I have been working on this novel for over three years, sending versions back and forth across the ethers so my agent and her minions can return it to me chock full of notes which usually sends me  into a creative and emotional tailspin. I could have gestated two baby elephants in that time. My dad keeps asking me, "What am I supposed to tell people when they ask people what you are up to?" I know. People ask me, too. I don't know what to tell them. I'm working on it. It was easier when I worked on the first novel. I was employed (going all Clark Kent) as a fabric designer. Nobody suspected I was actually Superman working on a novel. They didn't ask. I didn't have to give out progress reports.

I have other novels that haven't seen the light of day and never will. I also have parts of novels that are in various stage of completion. I have often said that in my next life I am going to be a songwriter. If you write a song and it sucks, you just throw it away, grumble for a day or two, and write a new one.  It is true that I don't know exactly how long it takes most people to write a song, but my daughter can crank one out in an afternoon if she is fueled with enough angst. As her mother, I've given her the needed motivation on several occasions. (Taylor Swift's mom will back me up on this.)

Last night, we had the pleasure of sitting down with two musician/songwriters over drinks at our friend Cynthia and David's barn. Shawn and Jordyn,  newlyweds who make up the harmonic alternate folk duo, Flagship Romance, were taking a night off from their 60+ stop Honeymoon tour. (Let me be clear: although, I want to be a songwriter in my next life,  I'll let someone else take those songs on the road. I am not cut out for the gypsy life.) Flagship Romance have been past features in Cynthia and David's summer Barn Concert series, and Mark and I don't miss a barn concert if at all humanly possible. Being barn groupies, we pretty much invited ourselves over when we heard that Shawn and Jordyn were in town. We buffered our arrival with the gift of good beer. Know thy audience!

I told them of my songwriter aspirations which are basically novelists woes in disguise. They regaled us with stories from the road which is another reason to befriend traveling minstrels--to get the news from outer kingdoms. More than that, we all sat around in easy camaraderie, talking influences and nodding to great musical performances. We moved onto the subject of audience/reader interpretation of material and how an idea that started off in our head becomes its own magical creature once the public braids their experiences into what we mistakingly own as our creations.

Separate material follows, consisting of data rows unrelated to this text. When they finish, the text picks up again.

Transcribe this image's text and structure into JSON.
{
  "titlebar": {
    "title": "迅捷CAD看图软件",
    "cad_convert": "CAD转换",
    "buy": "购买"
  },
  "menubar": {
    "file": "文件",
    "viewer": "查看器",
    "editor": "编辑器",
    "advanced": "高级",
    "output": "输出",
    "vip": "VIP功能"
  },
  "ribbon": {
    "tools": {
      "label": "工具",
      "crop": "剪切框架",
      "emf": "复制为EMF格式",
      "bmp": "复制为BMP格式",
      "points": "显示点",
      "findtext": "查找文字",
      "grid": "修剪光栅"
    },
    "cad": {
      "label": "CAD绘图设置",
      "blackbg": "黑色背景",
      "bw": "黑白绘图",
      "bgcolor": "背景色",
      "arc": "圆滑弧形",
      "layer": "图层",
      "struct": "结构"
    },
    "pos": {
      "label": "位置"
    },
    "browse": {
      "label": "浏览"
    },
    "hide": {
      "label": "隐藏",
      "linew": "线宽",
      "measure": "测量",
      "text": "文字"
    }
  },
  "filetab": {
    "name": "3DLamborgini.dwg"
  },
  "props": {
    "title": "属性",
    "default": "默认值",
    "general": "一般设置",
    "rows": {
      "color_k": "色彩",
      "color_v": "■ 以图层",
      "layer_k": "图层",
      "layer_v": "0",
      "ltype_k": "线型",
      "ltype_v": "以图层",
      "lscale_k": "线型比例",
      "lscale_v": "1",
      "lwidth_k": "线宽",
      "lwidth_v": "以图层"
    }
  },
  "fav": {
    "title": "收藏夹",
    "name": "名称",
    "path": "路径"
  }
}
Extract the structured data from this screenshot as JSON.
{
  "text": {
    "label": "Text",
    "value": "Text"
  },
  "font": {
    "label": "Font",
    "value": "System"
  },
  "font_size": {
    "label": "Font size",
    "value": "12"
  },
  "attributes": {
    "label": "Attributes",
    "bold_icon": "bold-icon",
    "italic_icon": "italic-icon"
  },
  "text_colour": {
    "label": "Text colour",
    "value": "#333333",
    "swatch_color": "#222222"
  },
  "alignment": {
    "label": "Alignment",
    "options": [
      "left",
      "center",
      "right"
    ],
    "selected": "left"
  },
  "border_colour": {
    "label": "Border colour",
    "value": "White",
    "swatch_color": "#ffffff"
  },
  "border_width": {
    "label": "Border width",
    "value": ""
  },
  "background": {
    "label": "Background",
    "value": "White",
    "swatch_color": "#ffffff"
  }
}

Impromptu gatherings with the artist set are par for the course here--but never mundane. I count myself lucky to be able to have exchanges with so many artists and art enthusiasts, those who live here and those who are traveling through Arden. They are the springboards to important conversations. What is art? Who has ownership of it? How can we collaborate? How do we get paid in this new electronic economy? What other mediums inspire us? How do we make sense of our world? Craft beer lubricates these dialogs which always seem to end in song when the musicians are in town. I take these lyrics and melodies home with me where I process them over a night's sleep. My dreams take ownership of them--possibly to transform them into more of what I do. After all, they are part of the novelist's experience now. It is a true Möbius strip.

Flagship Romance headed south the next day, and with them went my songwriter fantasies. I am a novelist and sometimes painter. I know my place in the order of things. My book is in the cloud now. The cloud--an image that used to represent heaven, is my artistic purgatory. That's fine. Time to pick up a paintbrush.